- What you need to do -
Your task is to show every line in the listing below that includes "title".
--------------------------------
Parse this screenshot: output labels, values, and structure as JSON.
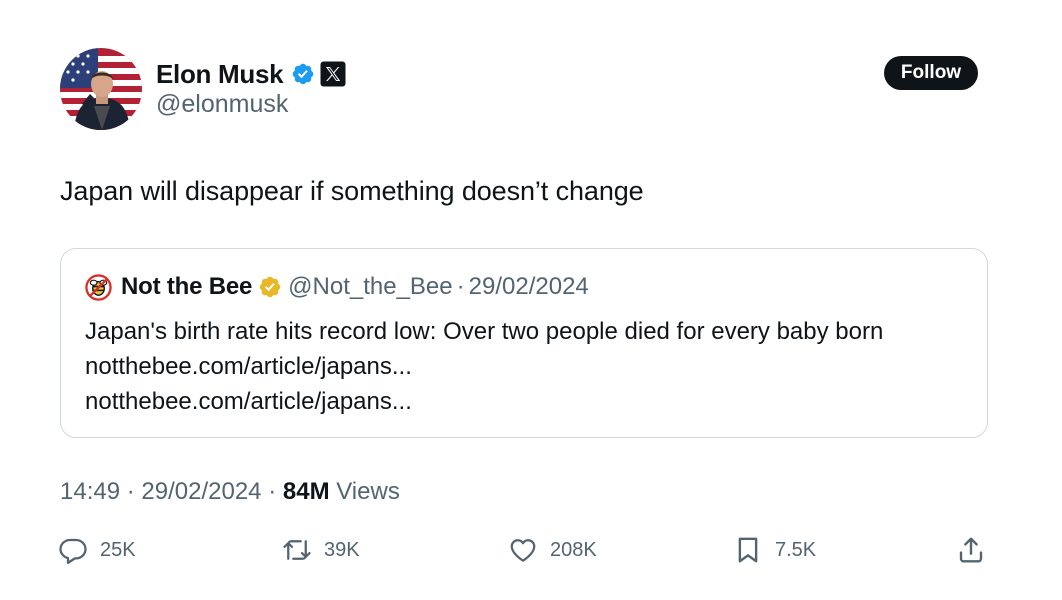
{
  "author": {
    "name": "Elon Musk",
    "handle": "@elonmusk",
    "verified": true,
    "affiliate": "X"
  },
  "follow_label": "Follow",
  "tweet_text": "Japan will disappear if something doesn’t change",
  "quote": {
    "name": "Not the Bee",
    "handle": "@Not_the_Bee",
    "separator": "·",
    "date": "29/02/2024",
    "text": "Japan's birth rate hits record low: Over two people died for every baby born",
    "links": [
      "notthebee.com/article/japans...",
      "notthebee.com/article/japans..."
    ]
  },
  "meta": {
    "time": "14:49",
    "separator": "·",
    "date": "29/02/2024",
    "views_count": "84M",
    "views_label": "Views"
  },
  "actions": {
    "reply": "25K",
    "repost": "39K",
    "like": "208K",
    "bookmark": "7.5K"
  },
  "colors": {
    "text": "#0f1419",
    "secondary": "#536471",
    "verified_blue": "#1d9bf0",
    "verified_gold": "#e8b829",
    "border": "#cfd9de"
  },
  "icons": {
    "verified": "verified-badge-icon",
    "affiliate": "x-logo-icon",
    "reply": "reply-icon",
    "repost": "repost-icon",
    "like": "heart-icon",
    "bookmark": "bookmark-icon",
    "share": "share-icon"
  }
}
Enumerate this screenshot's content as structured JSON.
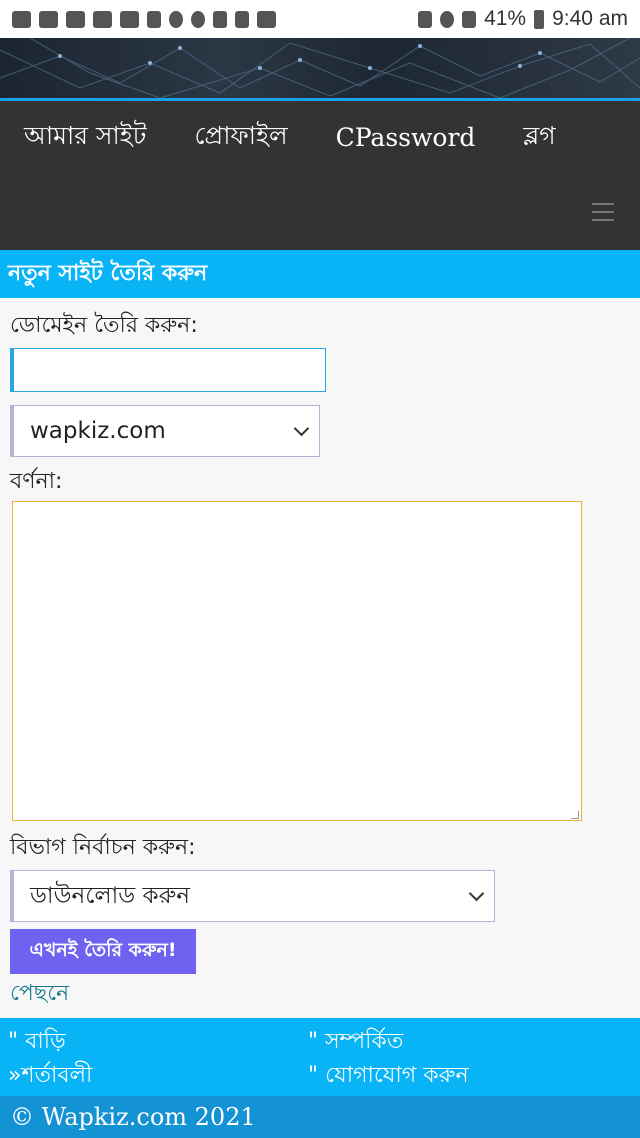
{
  "status_bar": {
    "battery": "41%",
    "time": "9:40 am",
    "icons": [
      "chat-icon",
      "youtube-icon",
      "youtube-icon",
      "youtube-icon",
      "youtube-icon",
      "nfc-icon",
      "bell-icon",
      "bell-icon",
      "shield-icon",
      "sync-icon",
      "image-icon",
      "recycle-icon",
      "alarm-icon",
      "signal-icon",
      "battery-icon"
    ]
  },
  "nav": {
    "items": [
      "আমার সাইট",
      "প্রোফাইল",
      "CPassword",
      "ব্লগ"
    ]
  },
  "section": {
    "title": "নতুন সাইট তৈরি করুন"
  },
  "form": {
    "domain_label": "ডোমেইন তৈরি করুন:",
    "domain_value": "",
    "domain_suffix_selected": "wapkiz.com",
    "description_label": "বর্ণনা:",
    "description_value": "",
    "category_label": "বিভাগ নির্বাচন করুন:",
    "category_selected": "ডাউনলোড করুন",
    "submit_label": "এখনই তৈরি করুন!",
    "back_label": "পেছনে"
  },
  "footer": {
    "links": [
      "\" বাড়ি",
      "\" সম্পর্কিত",
      "»শর্তাবলী",
      "\" যোগাযোগ করুন"
    ],
    "copyright": "© Wapkiz.com 2021"
  },
  "colors": {
    "accent": "#09b4f6",
    "nav_bg": "#333333",
    "button": "#6f62f0"
  }
}
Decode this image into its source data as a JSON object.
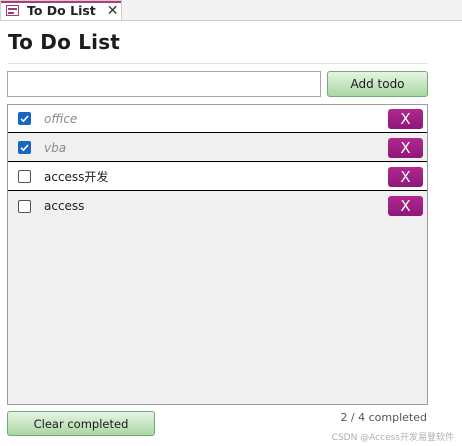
{
  "tab": {
    "title": "To Do List",
    "close": "✕",
    "icon": "form-icon"
  },
  "heading": "To Do List",
  "new_todo": {
    "value": "",
    "placeholder": "",
    "add_label": "Add todo"
  },
  "todos": [
    {
      "text": "office",
      "completed": true,
      "delete_label": "X"
    },
    {
      "text": "vba",
      "completed": true,
      "delete_label": "X"
    },
    {
      "text": "access开发",
      "completed": false,
      "delete_label": "X"
    },
    {
      "text": "access",
      "completed": false,
      "delete_label": "X"
    }
  ],
  "footer": {
    "clear_label": "Clear completed",
    "status": "2 / 4 completed"
  },
  "watermark": "CSDN @Access开发易登软件",
  "colors": {
    "tab_accent": "#b23a7a",
    "add_button": "#a9d7a2",
    "delete_button": "#9b1f85",
    "checkbox_checked": "#1667c3"
  }
}
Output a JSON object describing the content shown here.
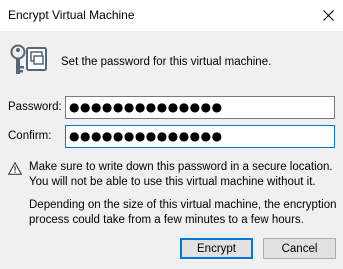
{
  "window": {
    "title": "Encrypt Virtual Machine",
    "icons": {
      "close": "close-icon",
      "app": "vm-lock-icon"
    }
  },
  "intro_text": "Set the password for this virtual machine.",
  "password": {
    "label": "Password:",
    "value": "●●●●●●●●●●●●●●"
  },
  "confirm": {
    "label": "Confirm:",
    "value": "●●●●●●●●●●●●●●"
  },
  "warning": {
    "icon": "warning-icon",
    "text": "Make sure to write down this password in a secure location. You will not be able to use this virtual machine without it."
  },
  "info_text": "Depending on the size of this virtual machine, the encryption process could take from a few minutes to a few hours.",
  "buttons": {
    "encrypt": "Encrypt",
    "cancel": "Cancel"
  },
  "colors": {
    "accent": "#0078d7",
    "dialog_bg": "#f0f0f0",
    "button_bg": "#e1e1e1"
  }
}
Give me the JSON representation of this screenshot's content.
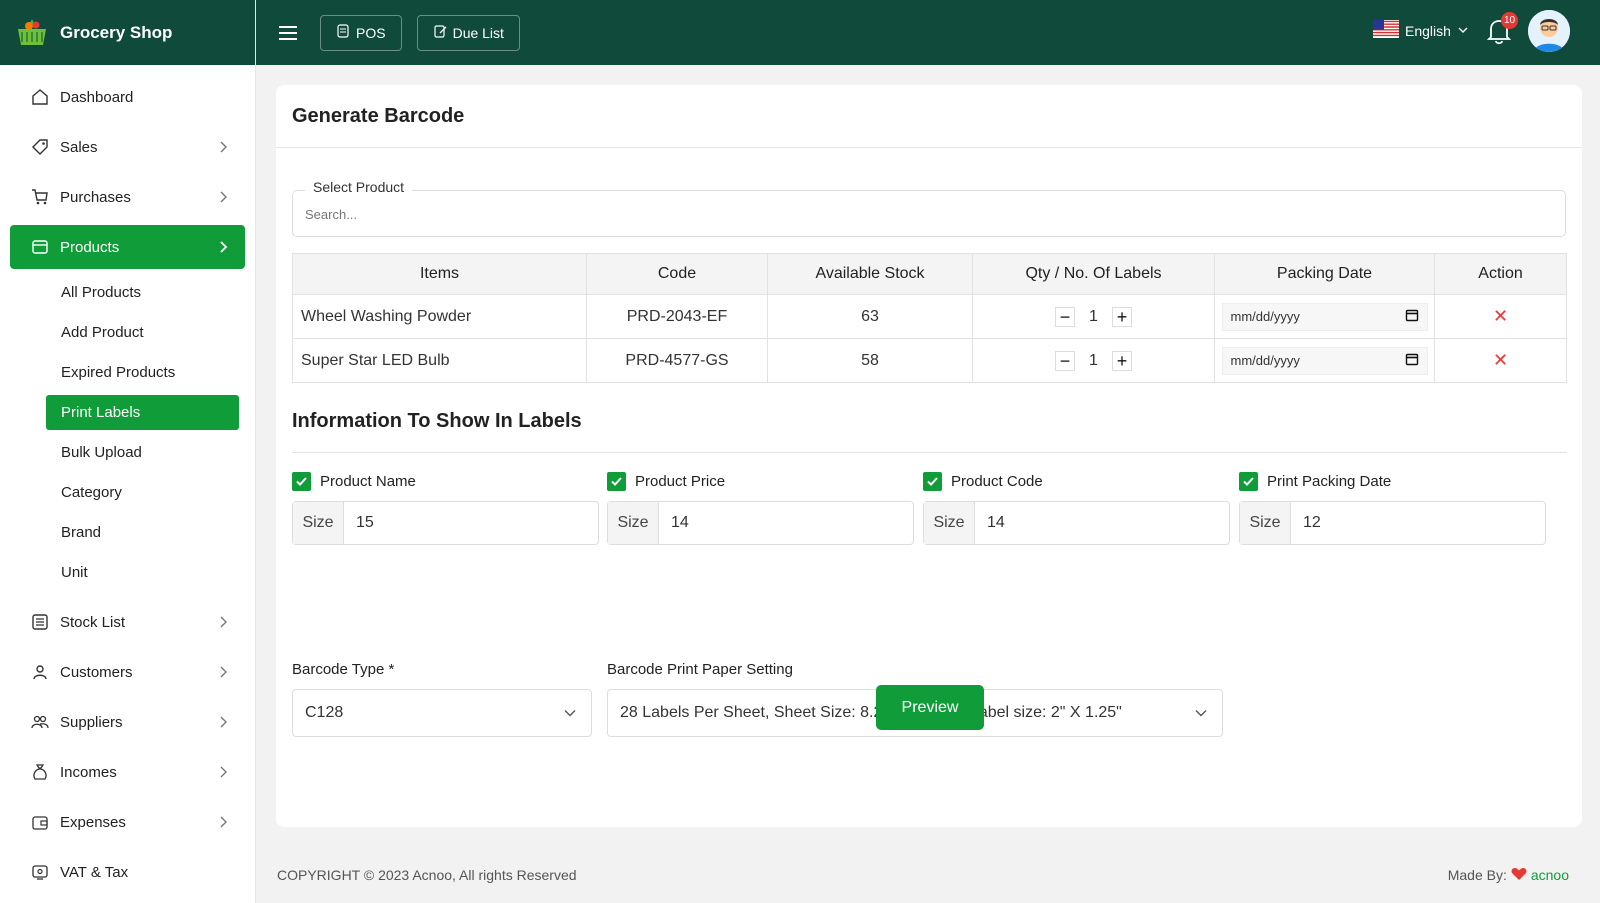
{
  "brand": {
    "name": "Grocery Shop"
  },
  "header": {
    "pos_label": "POS",
    "due_list_label": "Due List",
    "language": "English",
    "notification_count": "10"
  },
  "sidebar": {
    "items": [
      {
        "label": "Dashboard",
        "icon": "home-icon",
        "has_chevron": false
      },
      {
        "label": "Sales",
        "icon": "tag-icon",
        "has_chevron": true
      },
      {
        "label": "Purchases",
        "icon": "cart-icon",
        "has_chevron": true
      },
      {
        "label": "Products",
        "icon": "box-icon",
        "has_chevron": true,
        "active": true
      },
      {
        "label": "Stock List",
        "icon": "list-icon",
        "has_chevron": true
      },
      {
        "label": "Customers",
        "icon": "users-icon",
        "has_chevron": true
      },
      {
        "label": "Suppliers",
        "icon": "supplier-icon",
        "has_chevron": true
      },
      {
        "label": "Incomes",
        "icon": "money-bag-icon",
        "has_chevron": true
      },
      {
        "label": "Expenses",
        "icon": "wallet-icon",
        "has_chevron": true
      },
      {
        "label": "VAT & Tax",
        "icon": "receipt-icon",
        "has_chevron": false
      }
    ],
    "products_sub": [
      "All Products",
      "Add Product",
      "Expired Products",
      "Print Labels",
      "Bulk Upload",
      "Category",
      "Brand",
      "Unit"
    ],
    "active_sub": "Print Labels"
  },
  "page": {
    "title": "Generate Barcode",
    "select_product_label": "Select Product",
    "search_placeholder": "Search..."
  },
  "table": {
    "headers": [
      "Items",
      "Code",
      "Available Stock",
      "Qty / No. Of Labels",
      "Packing Date",
      "Action"
    ],
    "rows": [
      {
        "item": "Wheel Washing Powder",
        "code": "PRD-2043-EF",
        "stock": "63",
        "qty": "1",
        "date": "mm/dd/yyyy"
      },
      {
        "item": "Super Star LED Bulb",
        "code": "PRD-4577-GS",
        "stock": "58",
        "qty": "1",
        "date": "mm/dd/yyyy"
      }
    ]
  },
  "info": {
    "title": "Information To Show In Labels",
    "options": [
      {
        "label": "Product Name",
        "size_label": "Size",
        "size": "15",
        "checked": true
      },
      {
        "label": "Product Price",
        "size_label": "Size",
        "size": "14",
        "checked": true
      },
      {
        "label": "Product Code",
        "size_label": "Size",
        "size": "14",
        "checked": true
      },
      {
        "label": "Print Packing Date",
        "size_label": "Size",
        "size": "12",
        "checked": true
      }
    ],
    "barcode_type_label": "Barcode Type *",
    "barcode_type_value": "C128",
    "paper_setting_label": "Barcode Print Paper Setting",
    "paper_setting_value": "28 Labels Per Sheet, Sheet Size: 8.27\" X 11.69\", Label size: 2\" X 1.25\"",
    "preview_label": "Preview"
  },
  "footer": {
    "copyright": "COPYRIGHT © 2023 Acnoo, All rights Reserved",
    "made_by_label": "Made By:",
    "made_by_brand": "acnoo"
  },
  "colors": {
    "primary": "#119c3a",
    "header": "#0f4a3a",
    "danger": "#e53935"
  }
}
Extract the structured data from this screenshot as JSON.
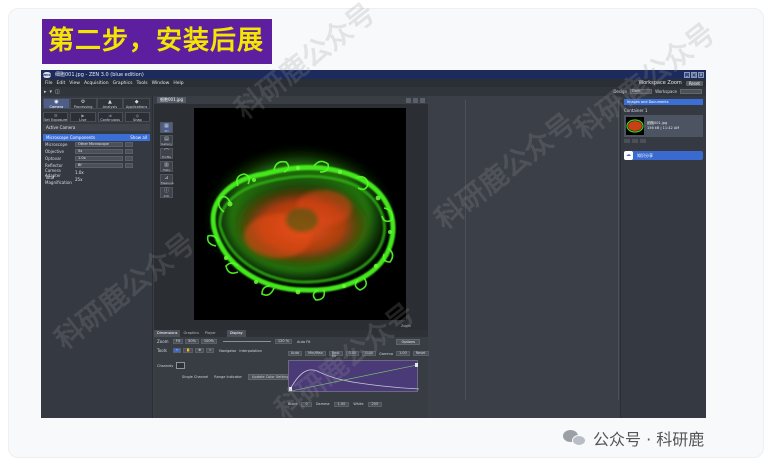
{
  "step_label": "第二步，安装后展示",
  "window": {
    "title": "细胞001.jpg - ZEN 3.0 (blue edition)",
    "logo": "zeiss",
    "controls": [
      "_",
      "□",
      "×"
    ]
  },
  "menu": {
    "items": [
      "File",
      "Edit",
      "View",
      "Acquisition",
      "Graphics",
      "Tools",
      "Window",
      "Help"
    ],
    "workspace_label": "Workspace Zoom",
    "reset_label": "Reset"
  },
  "toolbar": {
    "design_label": "Design",
    "design_value": "Dark",
    "workspace_label": "Workspace",
    "workspace_value": ""
  },
  "left_panel": {
    "tabs": [
      {
        "label": "Camera",
        "icon": "camera-icon",
        "glyph": "◉"
      },
      {
        "label": "Processing",
        "icon": "processing-icon",
        "glyph": "⚙"
      },
      {
        "label": "Analysis",
        "icon": "analysis-icon",
        "glyph": "▲"
      },
      {
        "label": "Applications",
        "icon": "applications-icon",
        "glyph": "◆"
      }
    ],
    "acq_buttons": [
      {
        "label": "Set Exposure",
        "glyph": "☰"
      },
      {
        "label": "Live",
        "glyph": "▶"
      },
      {
        "label": "Continuous",
        "glyph": "⇉"
      },
      {
        "label": "Snap",
        "glyph": "◎"
      }
    ],
    "active_camera": "Active Camera",
    "components_header": "Microscope Components",
    "components_show_all": "Show all",
    "props": [
      {
        "label": "Microscope",
        "value": "Other Microscope"
      },
      {
        "label": "Objective",
        "value": "5x"
      },
      {
        "label": "Optovar",
        "value": "1.0x"
      },
      {
        "label": "Reflector",
        "value": "Bf"
      },
      {
        "label": "Camera Adapter",
        "value": "1.0x"
      },
      {
        "label": "Total Magnification",
        "value": "25x"
      }
    ]
  },
  "document": {
    "tab": "细胞001.jpg"
  },
  "view_buttons": [
    {
      "label": "2D",
      "glyph": "▦"
    },
    {
      "label": "Gallery",
      "glyph": "▤"
    },
    {
      "label": "Profile",
      "glyph": "⌒"
    },
    {
      "label": "Histo",
      "glyph": "▥"
    },
    {
      "label": "Measure",
      "glyph": "⊿"
    },
    {
      "label": "Info",
      "glyph": "ⓘ"
    }
  ],
  "zoom_text": "Zoom",
  "bottom": {
    "tabs": [
      "Dimensions",
      "Graphics",
      "Player"
    ],
    "display_tab": "Display",
    "zoom_label": "Zoom",
    "zoom_pills": [
      "Fit",
      "50%",
      "100%"
    ],
    "zoom_value": "120 %",
    "autofit_label": "Auto Fit",
    "tools_label": "Tools",
    "tools_pills": [
      "⌖",
      "✋",
      "⊕",
      "⌗"
    ],
    "navigator_label": "Navigator",
    "interpolation_label": "Interpolation",
    "options_label": "Options",
    "channels_label": "Channels",
    "single_channel_label": "Single Channel",
    "range_indicator_label": "Range Indicator",
    "update_color_label": "Update Color Settings",
    "histo_top": [
      "Auto",
      "Min/Max",
      "Best Fit",
      "0.00",
      "0.00",
      "Gamma",
      "1.00",
      "Reset"
    ],
    "histo_bottom": [
      "Black",
      "0",
      "Gamma",
      "1.00",
      "White",
      "255"
    ]
  },
  "right_panel": {
    "header": "Images and Documents",
    "container_label": "Container 1",
    "thumb_name": "细胞001.jpg",
    "thumb_meta": "156 kB | 11:42 AM",
    "share_label": "知识分享"
  },
  "watermarks": [
    "科研鹿公众号",
    "科研鹿公众号",
    "科研鹿公众号",
    "科研鹿公众号",
    "科研鹿公众号"
  ],
  "footer": {
    "brand": "公众号 · 科研鹿"
  },
  "colors": {
    "label_bg": "#5e1ea0",
    "label_text": "#f3e600",
    "accent_blue": "#3b6fd6",
    "app_bg": "#3b4048"
  }
}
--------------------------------
- Task answer -
    "title": "নতুন সাইট তৈরি করুন"
    "title": "To Do List",
    "title": "Encrypt Virtual Machine",
    "title": "Generate Barcode",
    "title": "Information To Show In Labels",
    "title": "细胞001.jpg - ZEN 3.0 (blue edition)",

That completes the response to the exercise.